Pupukwësh (Rojas), 2022
Colored pencil, crayon, acrylic, and amate collage on paper
8 3/4 x 6 1/2 in (22.2 x 16.5 cm)

Pachi Muruchu (b. 1998, Cuenca, Ecuador; lives and works in New York) is an Ecuadorian painter whose work depicts the poetics, politics, objectives, and resistance that have occurred for centuries on Turtle Island. His images weave centuries of indigenous storytelling and ecological knowledge with contemporary experiences.

Muruchu is Kichwa, and his family is from pueblos in Azuay, Ecuador, but he was raised in Spanish Harlem. As he grew up in the 2000s, he was aware of the Lenape whose land his building occupied.

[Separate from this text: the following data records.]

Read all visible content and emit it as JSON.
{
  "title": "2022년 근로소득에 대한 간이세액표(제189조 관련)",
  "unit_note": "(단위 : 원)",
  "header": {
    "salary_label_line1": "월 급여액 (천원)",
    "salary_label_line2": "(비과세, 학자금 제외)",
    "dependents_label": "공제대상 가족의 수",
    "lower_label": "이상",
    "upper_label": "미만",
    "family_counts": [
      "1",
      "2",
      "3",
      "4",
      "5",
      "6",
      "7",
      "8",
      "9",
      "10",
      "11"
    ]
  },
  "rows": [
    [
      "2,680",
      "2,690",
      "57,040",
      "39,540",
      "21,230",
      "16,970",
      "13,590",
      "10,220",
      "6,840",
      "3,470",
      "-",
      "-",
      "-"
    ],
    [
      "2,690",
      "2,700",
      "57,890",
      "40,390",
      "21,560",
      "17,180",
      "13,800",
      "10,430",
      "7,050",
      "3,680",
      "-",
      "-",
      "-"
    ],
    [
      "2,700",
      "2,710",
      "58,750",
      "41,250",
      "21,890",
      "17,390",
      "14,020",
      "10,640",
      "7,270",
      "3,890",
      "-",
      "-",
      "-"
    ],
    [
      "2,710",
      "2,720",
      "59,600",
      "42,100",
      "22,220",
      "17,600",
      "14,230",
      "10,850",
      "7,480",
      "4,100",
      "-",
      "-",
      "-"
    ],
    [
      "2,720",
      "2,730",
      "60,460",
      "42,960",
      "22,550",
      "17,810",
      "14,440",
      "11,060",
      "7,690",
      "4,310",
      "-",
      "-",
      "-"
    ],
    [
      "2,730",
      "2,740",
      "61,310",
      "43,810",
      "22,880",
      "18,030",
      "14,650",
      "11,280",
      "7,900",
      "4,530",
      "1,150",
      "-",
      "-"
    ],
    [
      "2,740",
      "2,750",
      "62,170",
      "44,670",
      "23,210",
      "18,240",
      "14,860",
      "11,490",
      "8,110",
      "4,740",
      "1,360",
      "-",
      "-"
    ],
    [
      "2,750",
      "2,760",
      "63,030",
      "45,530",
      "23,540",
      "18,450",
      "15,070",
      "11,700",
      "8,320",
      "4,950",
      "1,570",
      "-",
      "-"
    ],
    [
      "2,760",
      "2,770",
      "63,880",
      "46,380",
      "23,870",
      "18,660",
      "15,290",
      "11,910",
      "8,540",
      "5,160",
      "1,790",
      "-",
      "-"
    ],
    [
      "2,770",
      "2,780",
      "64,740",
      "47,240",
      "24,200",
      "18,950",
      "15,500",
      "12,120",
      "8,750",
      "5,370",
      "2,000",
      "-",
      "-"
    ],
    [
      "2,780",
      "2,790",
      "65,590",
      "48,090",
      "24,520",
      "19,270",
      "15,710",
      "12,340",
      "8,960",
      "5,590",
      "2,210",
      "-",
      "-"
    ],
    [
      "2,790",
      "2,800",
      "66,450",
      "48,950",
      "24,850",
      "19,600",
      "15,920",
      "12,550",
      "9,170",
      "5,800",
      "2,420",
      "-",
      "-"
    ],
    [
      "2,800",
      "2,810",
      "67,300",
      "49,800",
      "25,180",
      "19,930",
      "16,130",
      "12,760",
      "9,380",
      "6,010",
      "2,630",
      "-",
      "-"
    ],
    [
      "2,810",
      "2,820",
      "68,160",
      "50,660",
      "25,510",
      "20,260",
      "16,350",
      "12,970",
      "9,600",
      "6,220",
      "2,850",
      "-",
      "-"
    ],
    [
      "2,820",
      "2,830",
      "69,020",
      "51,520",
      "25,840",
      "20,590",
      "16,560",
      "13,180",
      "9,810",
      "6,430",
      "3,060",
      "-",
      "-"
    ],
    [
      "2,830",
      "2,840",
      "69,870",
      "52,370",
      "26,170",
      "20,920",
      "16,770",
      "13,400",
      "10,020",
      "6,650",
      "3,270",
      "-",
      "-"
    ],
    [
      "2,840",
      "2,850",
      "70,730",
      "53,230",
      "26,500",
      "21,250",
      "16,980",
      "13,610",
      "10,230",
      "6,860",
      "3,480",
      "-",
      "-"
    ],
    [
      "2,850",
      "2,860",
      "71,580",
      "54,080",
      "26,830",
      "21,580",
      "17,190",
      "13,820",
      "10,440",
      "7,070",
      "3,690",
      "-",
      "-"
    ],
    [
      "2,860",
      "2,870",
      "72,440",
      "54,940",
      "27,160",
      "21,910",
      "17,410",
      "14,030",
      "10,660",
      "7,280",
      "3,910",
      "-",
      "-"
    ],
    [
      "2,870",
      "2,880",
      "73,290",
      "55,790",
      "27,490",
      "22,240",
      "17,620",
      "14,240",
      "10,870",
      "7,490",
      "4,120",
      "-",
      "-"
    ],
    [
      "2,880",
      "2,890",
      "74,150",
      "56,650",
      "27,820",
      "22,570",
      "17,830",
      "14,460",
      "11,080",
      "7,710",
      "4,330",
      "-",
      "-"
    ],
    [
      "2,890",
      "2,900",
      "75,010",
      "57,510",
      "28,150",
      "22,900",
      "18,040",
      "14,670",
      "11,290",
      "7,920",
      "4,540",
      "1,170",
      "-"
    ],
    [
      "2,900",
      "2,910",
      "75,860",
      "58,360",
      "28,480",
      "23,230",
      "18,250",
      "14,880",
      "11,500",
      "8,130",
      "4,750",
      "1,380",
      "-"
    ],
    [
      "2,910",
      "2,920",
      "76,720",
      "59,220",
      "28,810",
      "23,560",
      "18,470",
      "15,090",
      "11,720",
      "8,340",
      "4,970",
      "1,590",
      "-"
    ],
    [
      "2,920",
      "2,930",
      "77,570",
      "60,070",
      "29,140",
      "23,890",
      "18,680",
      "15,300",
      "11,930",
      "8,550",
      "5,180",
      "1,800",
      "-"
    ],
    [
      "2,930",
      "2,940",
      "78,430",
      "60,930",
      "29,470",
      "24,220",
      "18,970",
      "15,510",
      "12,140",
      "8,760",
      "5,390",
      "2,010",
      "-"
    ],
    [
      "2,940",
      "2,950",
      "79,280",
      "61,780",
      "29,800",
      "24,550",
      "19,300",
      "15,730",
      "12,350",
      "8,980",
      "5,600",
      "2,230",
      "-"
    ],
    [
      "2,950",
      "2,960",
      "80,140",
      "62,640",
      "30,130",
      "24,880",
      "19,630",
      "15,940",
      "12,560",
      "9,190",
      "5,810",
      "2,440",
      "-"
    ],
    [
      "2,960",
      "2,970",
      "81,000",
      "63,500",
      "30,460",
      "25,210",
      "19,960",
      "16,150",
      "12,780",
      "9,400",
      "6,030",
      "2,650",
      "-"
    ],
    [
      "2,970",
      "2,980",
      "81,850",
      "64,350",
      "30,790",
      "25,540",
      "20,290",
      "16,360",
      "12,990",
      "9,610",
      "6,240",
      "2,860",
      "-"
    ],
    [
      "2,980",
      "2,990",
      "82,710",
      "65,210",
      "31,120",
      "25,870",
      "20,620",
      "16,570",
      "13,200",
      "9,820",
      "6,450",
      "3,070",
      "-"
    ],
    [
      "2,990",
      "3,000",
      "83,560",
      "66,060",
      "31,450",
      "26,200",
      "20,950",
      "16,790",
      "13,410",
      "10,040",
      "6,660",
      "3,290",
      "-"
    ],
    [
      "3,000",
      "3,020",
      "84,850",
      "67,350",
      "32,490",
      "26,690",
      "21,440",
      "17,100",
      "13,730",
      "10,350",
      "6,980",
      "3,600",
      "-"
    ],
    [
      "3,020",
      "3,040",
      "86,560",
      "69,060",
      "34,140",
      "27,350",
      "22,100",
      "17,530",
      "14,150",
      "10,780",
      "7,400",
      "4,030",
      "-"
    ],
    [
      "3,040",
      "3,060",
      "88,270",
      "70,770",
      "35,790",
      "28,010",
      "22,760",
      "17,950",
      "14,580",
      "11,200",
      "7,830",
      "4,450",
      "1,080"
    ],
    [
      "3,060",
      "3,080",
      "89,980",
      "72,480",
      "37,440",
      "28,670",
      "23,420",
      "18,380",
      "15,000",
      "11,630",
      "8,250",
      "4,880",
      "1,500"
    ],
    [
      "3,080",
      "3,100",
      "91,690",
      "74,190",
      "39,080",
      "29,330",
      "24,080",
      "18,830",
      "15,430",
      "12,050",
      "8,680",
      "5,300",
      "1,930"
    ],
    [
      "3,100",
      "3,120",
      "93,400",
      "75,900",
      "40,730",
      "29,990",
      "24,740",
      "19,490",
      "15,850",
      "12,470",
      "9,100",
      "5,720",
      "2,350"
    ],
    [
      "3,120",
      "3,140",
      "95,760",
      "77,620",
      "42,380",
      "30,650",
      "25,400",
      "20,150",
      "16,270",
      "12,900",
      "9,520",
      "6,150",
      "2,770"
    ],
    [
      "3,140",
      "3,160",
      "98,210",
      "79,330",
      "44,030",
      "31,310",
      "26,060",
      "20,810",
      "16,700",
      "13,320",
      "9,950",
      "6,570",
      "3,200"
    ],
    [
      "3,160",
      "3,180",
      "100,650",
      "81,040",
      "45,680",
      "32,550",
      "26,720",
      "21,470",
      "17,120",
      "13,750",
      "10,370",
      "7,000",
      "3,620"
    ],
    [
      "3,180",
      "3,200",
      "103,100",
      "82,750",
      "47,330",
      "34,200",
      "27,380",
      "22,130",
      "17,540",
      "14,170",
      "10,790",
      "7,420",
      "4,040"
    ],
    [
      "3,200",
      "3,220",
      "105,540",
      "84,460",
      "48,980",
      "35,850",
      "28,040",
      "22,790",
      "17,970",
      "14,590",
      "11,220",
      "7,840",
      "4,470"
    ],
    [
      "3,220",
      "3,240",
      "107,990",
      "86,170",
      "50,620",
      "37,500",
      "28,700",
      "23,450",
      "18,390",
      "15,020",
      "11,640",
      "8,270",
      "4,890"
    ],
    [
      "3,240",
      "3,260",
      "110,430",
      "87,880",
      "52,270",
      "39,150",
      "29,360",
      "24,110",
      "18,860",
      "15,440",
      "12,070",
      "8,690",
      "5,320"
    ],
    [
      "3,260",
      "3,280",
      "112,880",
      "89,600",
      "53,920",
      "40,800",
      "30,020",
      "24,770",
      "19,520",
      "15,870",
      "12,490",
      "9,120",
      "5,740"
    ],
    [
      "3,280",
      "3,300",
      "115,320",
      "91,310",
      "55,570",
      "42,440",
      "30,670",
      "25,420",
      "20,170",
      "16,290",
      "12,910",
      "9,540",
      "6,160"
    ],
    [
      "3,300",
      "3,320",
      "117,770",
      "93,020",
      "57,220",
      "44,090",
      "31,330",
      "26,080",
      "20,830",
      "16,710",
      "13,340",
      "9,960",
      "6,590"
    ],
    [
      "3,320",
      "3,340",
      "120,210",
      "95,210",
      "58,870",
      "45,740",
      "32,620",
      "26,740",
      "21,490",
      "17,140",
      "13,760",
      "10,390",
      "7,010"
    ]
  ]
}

He lived alongside Caribbean and Latinx neighbors, who lived alongside pet iguanas and cockatoos. At the heart of Muruchu’s work is a desire to access an animistic relationship to contemporary urban life. He seeks a return to what he has described as a “materialist subjectivity” that is latent beneath colonial ideologies.